In a move that has been long awaited by public health advocates, the EPA announced today that it will set a standard to regulate perchlorate, an insidious component in solid rocket fuel that has contaminated millions of Americans exposed to the chemical in drinking water supplies. The Natural Resources News Service first brought the threat of perchlorate to the public’s attention in a series of stories by former Wall Street Journal reporter Peter Waldman, assisted by NRNS reporter David Rosenfeld. The series prompted an ongoing, years-long battle over regulation of military toxins. NRNS discovered that the Navy was well aware of the danger to public health from perchlorate exposure but proceeded to use the chemical in Polaris sea launched ballistic missiles.
Environmental Protection Agency administrator Lisa Jackson said that setting the standard will protect public health and spark new technologies to clean up drinking water. Based on monitoring conducted from 2001 to 2005, 153 drinking water sources in 26 states contain perchlorate. The standard could take up to two years to develop, the EPA said. Read more at
The Aiken Standard reports that the Department of Energy refuse to release the name of an employee who ran a security barrier at the nuclear weapons facility last month. The employee hit another car stopping at the barrier and then flipped over.
The same week a construction worker was electrocuted the Nuclear Regulatory Commission has given the green light to the safety of a controversial plant under construction at the Savannah River Site. The the Department of Energy the plant claims will fabricate nuclear fuel from weapons grade plutonium now accumulating at the Savannah River Site.
The $5 billion dollar Mox plant is being built by the French government supported company Areva in partnership with a New Orleans based company Shaw. The construction effort has been marred by serious accidents, charges of racial discrimination and use of sub-standard steel and cement at the facility which is supposed to begin production 2016. But the biggest setback for the would be plant is that it has no utility customers willing to buy its fuel.
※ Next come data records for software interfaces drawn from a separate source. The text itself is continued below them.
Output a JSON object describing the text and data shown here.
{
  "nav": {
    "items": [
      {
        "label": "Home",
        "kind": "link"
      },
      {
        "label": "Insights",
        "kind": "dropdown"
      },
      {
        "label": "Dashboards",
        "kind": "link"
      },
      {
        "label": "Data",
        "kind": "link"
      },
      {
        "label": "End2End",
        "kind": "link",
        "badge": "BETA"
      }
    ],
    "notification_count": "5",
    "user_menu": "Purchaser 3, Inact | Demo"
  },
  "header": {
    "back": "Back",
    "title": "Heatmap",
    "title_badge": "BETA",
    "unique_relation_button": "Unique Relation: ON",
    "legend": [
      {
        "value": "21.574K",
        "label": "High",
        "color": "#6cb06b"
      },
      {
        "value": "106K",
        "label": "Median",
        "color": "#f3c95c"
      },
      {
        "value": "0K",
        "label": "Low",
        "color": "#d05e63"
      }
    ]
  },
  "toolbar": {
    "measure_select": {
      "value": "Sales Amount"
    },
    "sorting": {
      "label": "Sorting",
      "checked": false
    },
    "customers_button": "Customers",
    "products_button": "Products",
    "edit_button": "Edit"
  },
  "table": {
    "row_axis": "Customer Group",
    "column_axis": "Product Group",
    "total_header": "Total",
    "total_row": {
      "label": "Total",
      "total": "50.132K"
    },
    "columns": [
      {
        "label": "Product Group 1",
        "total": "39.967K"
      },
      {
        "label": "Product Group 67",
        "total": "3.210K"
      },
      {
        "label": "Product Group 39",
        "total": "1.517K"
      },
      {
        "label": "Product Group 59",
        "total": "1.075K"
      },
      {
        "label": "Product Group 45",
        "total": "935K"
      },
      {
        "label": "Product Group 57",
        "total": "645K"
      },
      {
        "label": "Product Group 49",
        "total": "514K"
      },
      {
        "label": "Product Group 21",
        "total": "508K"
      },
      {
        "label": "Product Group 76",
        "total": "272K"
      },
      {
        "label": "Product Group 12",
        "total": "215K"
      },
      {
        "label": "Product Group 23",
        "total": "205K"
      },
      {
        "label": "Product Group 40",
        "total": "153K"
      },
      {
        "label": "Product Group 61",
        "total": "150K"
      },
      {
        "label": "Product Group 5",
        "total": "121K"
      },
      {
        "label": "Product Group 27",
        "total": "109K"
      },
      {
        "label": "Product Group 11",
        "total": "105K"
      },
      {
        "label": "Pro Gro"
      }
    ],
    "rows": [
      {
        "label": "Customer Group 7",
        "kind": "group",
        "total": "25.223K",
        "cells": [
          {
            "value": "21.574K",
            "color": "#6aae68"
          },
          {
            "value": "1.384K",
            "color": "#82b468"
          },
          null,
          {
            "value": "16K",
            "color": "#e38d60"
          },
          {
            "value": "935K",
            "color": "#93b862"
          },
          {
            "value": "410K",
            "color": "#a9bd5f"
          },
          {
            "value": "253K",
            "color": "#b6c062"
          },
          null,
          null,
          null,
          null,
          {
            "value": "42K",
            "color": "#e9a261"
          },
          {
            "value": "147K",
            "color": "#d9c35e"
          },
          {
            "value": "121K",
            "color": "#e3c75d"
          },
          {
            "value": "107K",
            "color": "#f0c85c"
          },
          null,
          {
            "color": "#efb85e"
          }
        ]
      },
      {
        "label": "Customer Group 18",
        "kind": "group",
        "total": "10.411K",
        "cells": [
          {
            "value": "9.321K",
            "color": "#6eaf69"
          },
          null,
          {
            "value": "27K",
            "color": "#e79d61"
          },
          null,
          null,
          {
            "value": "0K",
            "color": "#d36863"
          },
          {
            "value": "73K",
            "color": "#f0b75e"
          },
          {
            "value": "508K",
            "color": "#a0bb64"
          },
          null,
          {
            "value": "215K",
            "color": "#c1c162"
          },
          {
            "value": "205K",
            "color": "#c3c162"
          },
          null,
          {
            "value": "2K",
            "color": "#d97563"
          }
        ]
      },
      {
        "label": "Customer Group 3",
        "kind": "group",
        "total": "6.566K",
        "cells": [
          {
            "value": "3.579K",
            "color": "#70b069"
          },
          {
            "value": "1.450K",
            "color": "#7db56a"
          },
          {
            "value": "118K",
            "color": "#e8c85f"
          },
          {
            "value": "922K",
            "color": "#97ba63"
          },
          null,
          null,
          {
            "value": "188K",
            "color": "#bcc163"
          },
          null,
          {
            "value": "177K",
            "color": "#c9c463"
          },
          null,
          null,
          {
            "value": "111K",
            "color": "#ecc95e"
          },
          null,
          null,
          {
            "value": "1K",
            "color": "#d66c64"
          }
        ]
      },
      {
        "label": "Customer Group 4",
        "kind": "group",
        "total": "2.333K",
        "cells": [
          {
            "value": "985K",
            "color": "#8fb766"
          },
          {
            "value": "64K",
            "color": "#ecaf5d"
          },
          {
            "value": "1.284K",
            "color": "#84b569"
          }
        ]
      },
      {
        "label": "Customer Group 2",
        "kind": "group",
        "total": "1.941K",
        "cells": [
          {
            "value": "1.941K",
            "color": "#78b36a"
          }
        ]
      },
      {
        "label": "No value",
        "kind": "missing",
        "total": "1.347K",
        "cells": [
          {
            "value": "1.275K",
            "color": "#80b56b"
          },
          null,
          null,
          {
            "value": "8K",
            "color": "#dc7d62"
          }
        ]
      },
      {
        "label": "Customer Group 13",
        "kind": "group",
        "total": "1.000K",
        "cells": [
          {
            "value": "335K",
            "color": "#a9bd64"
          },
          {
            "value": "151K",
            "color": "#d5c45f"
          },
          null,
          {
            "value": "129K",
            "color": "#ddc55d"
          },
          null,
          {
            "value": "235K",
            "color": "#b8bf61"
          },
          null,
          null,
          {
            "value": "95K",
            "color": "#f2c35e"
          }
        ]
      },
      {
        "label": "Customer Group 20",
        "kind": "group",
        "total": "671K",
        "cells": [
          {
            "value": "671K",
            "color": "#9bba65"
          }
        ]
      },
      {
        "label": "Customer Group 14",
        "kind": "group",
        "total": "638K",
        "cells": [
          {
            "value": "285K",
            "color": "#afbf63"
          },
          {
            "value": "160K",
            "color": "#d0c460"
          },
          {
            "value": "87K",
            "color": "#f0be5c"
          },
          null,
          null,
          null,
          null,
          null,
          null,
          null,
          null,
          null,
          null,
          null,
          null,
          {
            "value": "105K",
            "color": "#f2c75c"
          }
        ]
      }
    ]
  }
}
Duke Power, once a partner in the project, dropped out when a fuel array tested in a company reactor failed. .
A recent TEEB for Business report estimated that the world’s 100 largest corporations do $7.3 trillion in damages each year to the global environment. These “externalized” costs are not borne by the business itself, but by society as a whole. Changing the way that corporations do business is critical to solving global environmental crises such as climate change. In the book Corporation 2020, Pavan Sukhdev presents a vision of how » read more
www.dcbureau.org is a project of the Public Education Center, a 5013C Public Charity. The PEC hires career investigative reporters to conduct ground breaking reporting on major security and environmental issues for the sole purpose of public education. We need your support..
Sign up to receive national security and environmental news updates from DC Bureau:
On DCBureau are a story and timeline about the history of the Clean Water Act and the efforts to undermine it. Together they show an incremental, well-funded, organized campaign to weaken the law. On the 40th Anniversary of the Act, it is important to remember that environmental laws enjoyed bipartisan support for years. Weakening environmental regulations through the Congress and courts will have lasting, irreversible results.
Read in The New York » read more
A new web documentary quotes security experts as saying the Savannah River Site, where massive amounts of weapons-grade plutonium and other dangerous substances are stored, is vulnerable to a terrorist attack that could have dire consequences for the entire southeastern United States. The documentary reveals the Site is guarded by a foreign-owned firm with a checkered security record. The radioactive material is stored in aging buildings. The small private guard force » read more
Share Our Stories: Feel free to republish our articles, graphics and blog for free. Just credit us and link to us, but please don't edit our material or sell it separately. (We're licensed under Creative Commons, which provides the legal details.)